• The data:
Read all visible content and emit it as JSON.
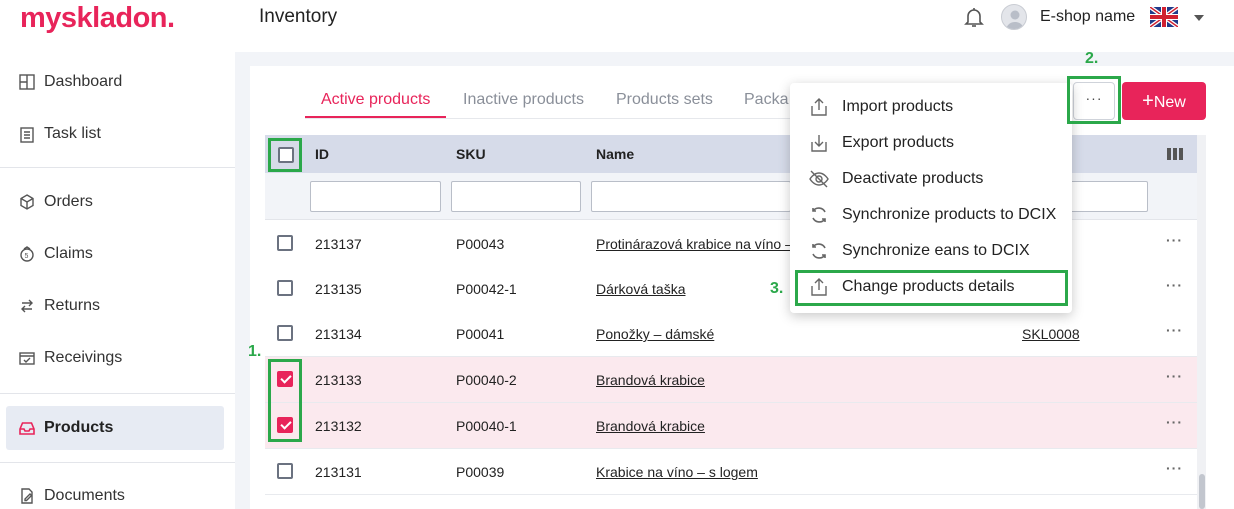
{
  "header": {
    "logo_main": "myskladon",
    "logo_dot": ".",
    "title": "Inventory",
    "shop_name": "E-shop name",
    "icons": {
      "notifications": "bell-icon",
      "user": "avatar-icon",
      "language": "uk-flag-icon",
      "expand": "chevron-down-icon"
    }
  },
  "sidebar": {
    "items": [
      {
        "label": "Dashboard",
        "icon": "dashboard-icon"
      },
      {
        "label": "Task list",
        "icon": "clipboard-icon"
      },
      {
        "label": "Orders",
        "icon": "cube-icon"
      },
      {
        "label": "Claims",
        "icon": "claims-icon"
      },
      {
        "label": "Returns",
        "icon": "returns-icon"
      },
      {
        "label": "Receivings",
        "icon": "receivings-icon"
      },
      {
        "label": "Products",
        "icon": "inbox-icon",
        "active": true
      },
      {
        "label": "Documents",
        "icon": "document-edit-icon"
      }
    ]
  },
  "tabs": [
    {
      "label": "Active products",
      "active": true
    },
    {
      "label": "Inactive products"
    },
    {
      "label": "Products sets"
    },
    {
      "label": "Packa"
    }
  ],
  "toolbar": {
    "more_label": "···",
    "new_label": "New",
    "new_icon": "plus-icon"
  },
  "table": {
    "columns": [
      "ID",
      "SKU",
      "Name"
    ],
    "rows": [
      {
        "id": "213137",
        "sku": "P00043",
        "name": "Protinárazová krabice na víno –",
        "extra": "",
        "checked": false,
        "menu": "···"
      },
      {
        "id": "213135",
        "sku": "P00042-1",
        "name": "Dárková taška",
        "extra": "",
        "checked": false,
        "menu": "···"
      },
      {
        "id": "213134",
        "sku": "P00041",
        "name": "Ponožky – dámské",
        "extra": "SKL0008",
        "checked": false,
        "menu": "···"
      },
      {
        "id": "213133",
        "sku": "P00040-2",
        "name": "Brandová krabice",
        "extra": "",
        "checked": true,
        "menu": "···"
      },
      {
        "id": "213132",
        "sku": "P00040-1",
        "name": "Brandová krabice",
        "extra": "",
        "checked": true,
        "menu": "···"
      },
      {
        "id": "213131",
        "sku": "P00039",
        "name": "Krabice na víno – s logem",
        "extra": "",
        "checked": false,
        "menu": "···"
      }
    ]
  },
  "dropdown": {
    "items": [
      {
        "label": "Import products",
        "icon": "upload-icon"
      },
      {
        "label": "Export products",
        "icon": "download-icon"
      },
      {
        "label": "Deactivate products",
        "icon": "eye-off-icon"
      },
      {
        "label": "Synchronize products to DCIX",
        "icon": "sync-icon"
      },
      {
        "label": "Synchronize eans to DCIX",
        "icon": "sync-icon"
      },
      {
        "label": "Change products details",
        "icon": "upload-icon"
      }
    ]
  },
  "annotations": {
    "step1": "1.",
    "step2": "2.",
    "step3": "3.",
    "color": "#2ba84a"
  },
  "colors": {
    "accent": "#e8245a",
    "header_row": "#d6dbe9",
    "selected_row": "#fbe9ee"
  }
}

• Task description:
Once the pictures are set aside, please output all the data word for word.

• Response for this exercise:
Read all visible content and emit it as JSON.
{
  "header": {
    "logo_main": "myskladon",
    "logo_dot": ".",
    "title": "Inventory",
    "shop_name": "E-shop name",
    "icons": {
      "notifications": "bell-icon",
      "user": "avatar-icon",
      "language": "uk-flag-icon",
      "expand": "chevron-down-icon"
    }
  },
  "sidebar": {
    "items": [
      {
        "label": "Dashboard",
        "icon": "dashboard-icon"
      },
      {
        "label": "Task list",
        "icon": "clipboard-icon"
      },
      {
        "label": "Orders",
        "icon": "cube-icon"
      },
      {
        "label": "Claims",
        "icon": "claims-icon"
      },
      {
        "label": "Returns",
        "icon": "returns-icon"
      },
      {
        "label": "Receivings",
        "icon": "receivings-icon"
      },
      {
        "label": "Products",
        "icon": "inbox-icon",
        "active": true
      },
      {
        "label": "Documents",
        "icon": "document-edit-icon"
      }
    ]
  },
  "tabs": [
    {
      "label": "Active products",
      "active": true
    },
    {
      "label": "Inactive products"
    },
    {
      "label": "Products sets"
    },
    {
      "label": "Packa"
    }
  ],
  "toolbar": {
    "more_label": "···",
    "new_label": "New",
    "new_icon": "plus-icon"
  },
  "table": {
    "columns": [
      "ID",
      "SKU",
      "Name"
    ],
    "rows": [
      {
        "id": "213137",
        "sku": "P00043",
        "name": "Protinárazová krabice na víno –",
        "extra": "",
        "checked": false,
        "menu": "···"
      },
      {
        "id": "213135",
        "sku": "P00042-1",
        "name": "Dárková taška",
        "extra": "",
        "checked": false,
        "menu": "···"
      },
      {
        "id": "213134",
        "sku": "P00041",
        "name": "Ponožky – dámské",
        "extra": "SKL0008",
        "checked": false,
        "menu": "···"
      },
      {
        "id": "213133",
        "sku": "P00040-2",
        "name": "Brandová krabice",
        "extra": "",
        "checked": true,
        "menu": "···"
      },
      {
        "id": "213132",
        "sku": "P00040-1",
        "name": "Brandová krabice",
        "extra": "",
        "checked": true,
        "menu": "···"
      },
      {
        "id": "213131",
        "sku": "P00039",
        "name": "Krabice na víno – s logem",
        "extra": "",
        "checked": false,
        "menu": "···"
      }
    ]
  },
  "dropdown": {
    "items": [
      {
        "label": "Import products",
        "icon": "upload-icon"
      },
      {
        "label": "Export products",
        "icon": "download-icon"
      },
      {
        "label": "Deactivate products",
        "icon": "eye-off-icon"
      },
      {
        "label": "Synchronize products to DCIX",
        "icon": "sync-icon"
      },
      {
        "label": "Synchronize eans to DCIX",
        "icon": "sync-icon"
      },
      {
        "label": "Change products details",
        "icon": "upload-icon"
      }
    ]
  },
  "annotations": {
    "step1": "1.",
    "step2": "2.",
    "step3": "3.",
    "color": "#2ba84a"
  },
  "colors": {
    "accent": "#e8245a",
    "header_row": "#d6dbe9",
    "selected_row": "#fbe9ee"
  }
}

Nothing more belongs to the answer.